-- Excerpted data follows --

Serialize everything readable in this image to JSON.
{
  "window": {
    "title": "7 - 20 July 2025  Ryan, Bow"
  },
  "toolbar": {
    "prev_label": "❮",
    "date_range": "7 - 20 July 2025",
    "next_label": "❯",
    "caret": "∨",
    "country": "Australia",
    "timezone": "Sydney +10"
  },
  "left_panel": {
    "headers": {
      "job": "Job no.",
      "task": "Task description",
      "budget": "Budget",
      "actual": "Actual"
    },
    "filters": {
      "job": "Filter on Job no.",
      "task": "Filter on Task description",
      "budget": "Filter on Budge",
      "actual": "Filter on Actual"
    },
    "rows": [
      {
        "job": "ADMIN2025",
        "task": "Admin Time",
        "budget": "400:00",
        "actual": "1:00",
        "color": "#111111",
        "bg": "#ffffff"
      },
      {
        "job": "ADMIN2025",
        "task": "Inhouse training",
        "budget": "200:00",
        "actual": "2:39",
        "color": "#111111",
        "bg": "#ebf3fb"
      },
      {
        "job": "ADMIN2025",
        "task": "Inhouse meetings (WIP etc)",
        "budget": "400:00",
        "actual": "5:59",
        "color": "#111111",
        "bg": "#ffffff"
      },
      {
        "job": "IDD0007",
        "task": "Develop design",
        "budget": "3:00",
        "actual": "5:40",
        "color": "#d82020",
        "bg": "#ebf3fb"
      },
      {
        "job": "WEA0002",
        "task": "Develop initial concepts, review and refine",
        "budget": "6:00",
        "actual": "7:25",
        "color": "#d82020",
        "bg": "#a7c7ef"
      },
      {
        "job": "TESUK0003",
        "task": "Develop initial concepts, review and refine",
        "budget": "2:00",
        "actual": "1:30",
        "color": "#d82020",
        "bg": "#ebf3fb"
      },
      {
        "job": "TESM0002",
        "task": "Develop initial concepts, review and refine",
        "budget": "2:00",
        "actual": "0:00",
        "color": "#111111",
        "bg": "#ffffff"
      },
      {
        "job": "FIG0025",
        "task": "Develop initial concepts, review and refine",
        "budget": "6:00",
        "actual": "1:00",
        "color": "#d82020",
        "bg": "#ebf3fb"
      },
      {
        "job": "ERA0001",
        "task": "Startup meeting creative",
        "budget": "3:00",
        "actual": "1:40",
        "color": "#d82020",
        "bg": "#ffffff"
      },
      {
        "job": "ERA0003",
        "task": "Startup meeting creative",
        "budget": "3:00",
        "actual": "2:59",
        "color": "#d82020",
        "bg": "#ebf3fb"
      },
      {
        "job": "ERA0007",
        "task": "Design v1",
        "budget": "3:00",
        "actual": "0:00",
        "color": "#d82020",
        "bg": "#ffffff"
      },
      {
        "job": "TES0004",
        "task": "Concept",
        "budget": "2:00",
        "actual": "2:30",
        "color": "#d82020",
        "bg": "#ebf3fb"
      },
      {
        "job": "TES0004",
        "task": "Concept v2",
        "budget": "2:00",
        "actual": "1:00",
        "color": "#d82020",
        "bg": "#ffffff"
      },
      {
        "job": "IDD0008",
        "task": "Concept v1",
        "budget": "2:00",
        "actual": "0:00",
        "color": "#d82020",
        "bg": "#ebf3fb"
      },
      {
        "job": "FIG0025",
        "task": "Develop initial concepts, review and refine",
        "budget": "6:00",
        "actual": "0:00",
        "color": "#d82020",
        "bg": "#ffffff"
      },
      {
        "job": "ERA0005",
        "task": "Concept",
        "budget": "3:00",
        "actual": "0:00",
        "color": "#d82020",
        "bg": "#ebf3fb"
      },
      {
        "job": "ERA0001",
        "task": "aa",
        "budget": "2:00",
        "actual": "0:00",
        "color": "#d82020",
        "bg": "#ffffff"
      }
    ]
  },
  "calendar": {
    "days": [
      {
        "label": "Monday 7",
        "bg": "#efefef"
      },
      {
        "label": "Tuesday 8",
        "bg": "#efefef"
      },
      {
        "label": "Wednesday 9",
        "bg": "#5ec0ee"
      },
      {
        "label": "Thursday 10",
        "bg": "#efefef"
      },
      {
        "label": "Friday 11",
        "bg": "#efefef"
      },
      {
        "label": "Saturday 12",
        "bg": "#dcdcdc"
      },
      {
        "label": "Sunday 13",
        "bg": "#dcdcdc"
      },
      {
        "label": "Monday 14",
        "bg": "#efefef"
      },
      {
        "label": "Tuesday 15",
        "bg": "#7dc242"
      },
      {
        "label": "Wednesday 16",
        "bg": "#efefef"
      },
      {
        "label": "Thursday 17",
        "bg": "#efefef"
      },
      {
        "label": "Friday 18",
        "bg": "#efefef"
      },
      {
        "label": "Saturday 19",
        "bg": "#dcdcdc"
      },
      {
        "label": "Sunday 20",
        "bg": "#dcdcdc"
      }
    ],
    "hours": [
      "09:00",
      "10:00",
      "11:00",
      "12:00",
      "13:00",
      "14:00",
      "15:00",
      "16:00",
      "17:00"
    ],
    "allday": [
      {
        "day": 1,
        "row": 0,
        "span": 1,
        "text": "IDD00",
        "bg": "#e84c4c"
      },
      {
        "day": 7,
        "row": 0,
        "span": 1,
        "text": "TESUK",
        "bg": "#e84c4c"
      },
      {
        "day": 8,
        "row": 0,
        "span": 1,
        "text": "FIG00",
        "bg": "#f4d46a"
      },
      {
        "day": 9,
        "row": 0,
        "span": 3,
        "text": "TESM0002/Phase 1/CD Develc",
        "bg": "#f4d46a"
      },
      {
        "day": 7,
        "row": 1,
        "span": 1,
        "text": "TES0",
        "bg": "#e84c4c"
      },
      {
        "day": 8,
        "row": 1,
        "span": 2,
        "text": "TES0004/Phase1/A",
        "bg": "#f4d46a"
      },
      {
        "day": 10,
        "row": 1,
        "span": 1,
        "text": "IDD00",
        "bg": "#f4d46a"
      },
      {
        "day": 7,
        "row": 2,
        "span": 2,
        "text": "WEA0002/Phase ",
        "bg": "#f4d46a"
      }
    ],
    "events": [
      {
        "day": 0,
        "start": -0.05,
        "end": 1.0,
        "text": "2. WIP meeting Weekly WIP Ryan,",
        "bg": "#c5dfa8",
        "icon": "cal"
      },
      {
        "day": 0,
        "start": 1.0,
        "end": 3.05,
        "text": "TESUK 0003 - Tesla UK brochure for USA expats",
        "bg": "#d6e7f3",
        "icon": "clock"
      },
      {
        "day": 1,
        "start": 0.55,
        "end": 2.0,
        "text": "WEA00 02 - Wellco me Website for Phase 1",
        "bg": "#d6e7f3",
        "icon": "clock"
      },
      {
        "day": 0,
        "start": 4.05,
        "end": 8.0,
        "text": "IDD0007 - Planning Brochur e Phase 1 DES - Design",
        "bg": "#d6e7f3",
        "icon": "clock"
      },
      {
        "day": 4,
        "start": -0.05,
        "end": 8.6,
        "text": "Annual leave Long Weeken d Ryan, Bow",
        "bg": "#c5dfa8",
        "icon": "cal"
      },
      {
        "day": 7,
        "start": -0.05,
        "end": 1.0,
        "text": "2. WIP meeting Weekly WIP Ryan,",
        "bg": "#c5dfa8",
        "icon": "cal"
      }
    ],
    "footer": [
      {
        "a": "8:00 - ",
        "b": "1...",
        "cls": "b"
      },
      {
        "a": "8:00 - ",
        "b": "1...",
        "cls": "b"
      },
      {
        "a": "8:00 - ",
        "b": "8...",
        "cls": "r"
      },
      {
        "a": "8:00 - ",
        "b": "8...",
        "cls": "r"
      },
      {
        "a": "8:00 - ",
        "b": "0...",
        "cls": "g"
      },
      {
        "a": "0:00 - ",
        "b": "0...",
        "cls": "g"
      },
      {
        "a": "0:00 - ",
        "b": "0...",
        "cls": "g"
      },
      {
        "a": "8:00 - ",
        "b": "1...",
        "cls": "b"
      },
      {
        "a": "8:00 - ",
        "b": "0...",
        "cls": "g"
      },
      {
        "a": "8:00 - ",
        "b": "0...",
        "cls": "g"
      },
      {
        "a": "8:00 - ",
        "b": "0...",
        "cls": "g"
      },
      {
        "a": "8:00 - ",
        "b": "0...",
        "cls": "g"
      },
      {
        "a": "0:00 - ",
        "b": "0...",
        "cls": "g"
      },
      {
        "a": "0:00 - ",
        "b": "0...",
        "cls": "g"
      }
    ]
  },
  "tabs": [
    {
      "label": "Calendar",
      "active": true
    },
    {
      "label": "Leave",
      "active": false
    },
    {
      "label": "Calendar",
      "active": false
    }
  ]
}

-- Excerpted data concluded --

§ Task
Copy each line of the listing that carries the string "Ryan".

§ Response to the task
    "title": "7 - 20 July 2025  Ryan, Bow"
        "text": "2. WIP meeting Weekly WIP Ryan,",
        "text": "Annual leave Long Weeken d Ryan, Bow",
        "text": "2. WIP meeting Weekly WIP Ryan,",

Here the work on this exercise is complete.